I was in the grocery store recently when I came upon a lady sporting a hair net standing behind her stainless steel cart at the end of an aisle. She was handing out samples of Oscar Mayer Lunchables. My first thought was … were Lunchables slipping as a kid’s favorite lunch?
I quickly popped the clutch and pushed the gear shift on my cart into second gear. Even though it was certain there was an extra special Lunchables coupon involved if I tarried, my shopping cart tires intentionally left burned rubber marks on the tile floor. I apologized profusely to the store manager before leaving the store.
Oscar Mayer came up with Lunchables in 1988. Basically, the concept also includes lots of packaging in landfills everywhere. They usually also contain a little meat, cheese and crackers and, if your child is really lucky, their mom gets them the Lunchables with the Oreo cookie. Yep … my kids loved them when they were little … and probably some of your kids do too.
I saw this funny video circulating on Facebook the other day from a teacher talking about cafeteria duty. He chats about all his elementary students whose mommies packed Lunchables. The dude goes into great detail about having to help his “Lunchables students” get the darn packaging open. Imagine 10 first-graders with their right hand up asking for assistance. That could take the whole lunch period. It seems his principal even called the teacher out more than a few times for his table being extra late finishing lunch. The teacher’s deadpan delivery is a sight to behold!
School lunches have come a long way since the hubster and I were little tykes. No Lunchables options. I remember years of the same three edibles in my paper lunch sack which was stapled shut with my name across the bag. My mom packed a combination of bologna and an American cheese slice on two pieces of fluffy white Wonder bread, a bag of chips and Hostess cupcake. When I was a teenager, Hostess cupcakes were replaced with Ding Dongs which made their appearance in 1967. I deem them far superior to the cupcake with the cute little white swirl!
Did I mention the hubster is a couple years older? I don’t think plastic wrap was invented when Rick was a little kid. He remembers his sandwiches were “wrapped” in wax paper. Now wax paper never really worked at keeping a sandwich fresh since you can’t really get wax paper to do much of anything. It was the thought that counted.
With 10 other siblings, nine of them girls, assembling school lunches required quite a production line.
“You never knew what you were going to get in your lunch when you got to the cafeteria. Some days I got a mustard sandwich and sometimes a mustard and peanut butter sandwich. I never found out who got the double meat,” said Rick.

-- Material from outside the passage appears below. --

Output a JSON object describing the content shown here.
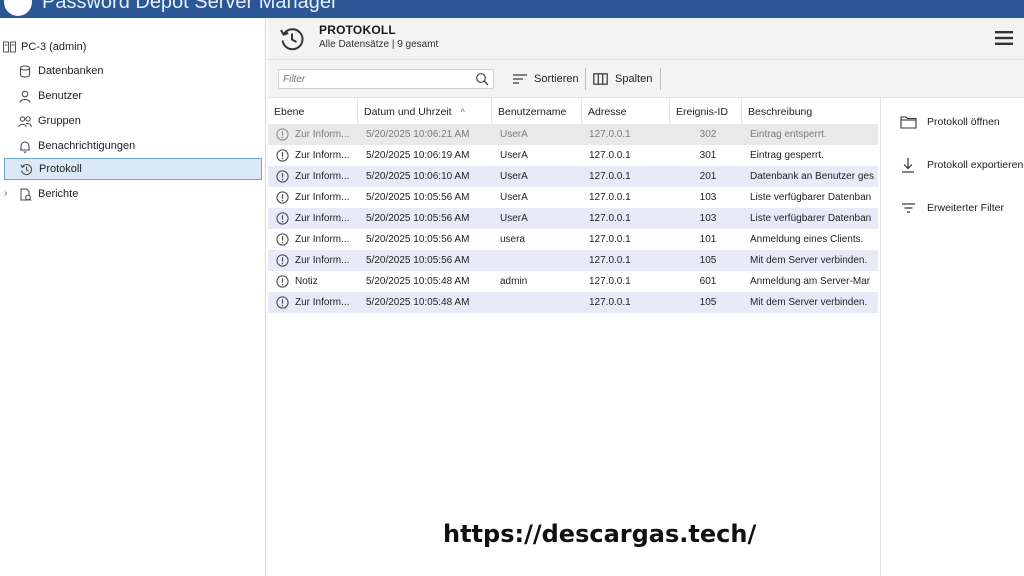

Rick’s mother taught the girls the assembly-line approach to making sandwiches. First, two long lines of white bread before filling was applied to the bottom and then the top bread applied and wrapped. In theory, the concept sounds good. Some of the kids got a bologna or olive loaf sandwich … no cheese … while others received peanut butter and jelly. Well, that explains the mustard and peanut butter sandwich.
“And I remember our lunch sacks were all balled up on top, not neat and stapled like yours was,” he laughed in my direction.
My awesome son-in-law, Chad, was sitting at the table while we were “school lunch” reminiscing. Seems he had a story of his own. His was about purchasing school lunches in middle school. Not sure his mom knows about this one … but then again … I am certain there are lots of kids waiting decades before letting the olive loaf out of the bag.
Chad, along with his sister and brother, used to bring their sack lunch to school most every day. For a special treat, his mom would give each of them four quarters and a dime she had set aside to purchase a hot school lunch.
“In middle school, the hot lunches were awful. When they started an ala carte menu, I always got the same thing … Frito pie, cinnamon roll and a Coke,” grinned Chad.
I suspect Lunchables is not going away anytime soon as a kid’s favorite school lunch. Perhaps if Oscar Mayer added easy-open tabs, teachers would even sing their praises. Just a thought!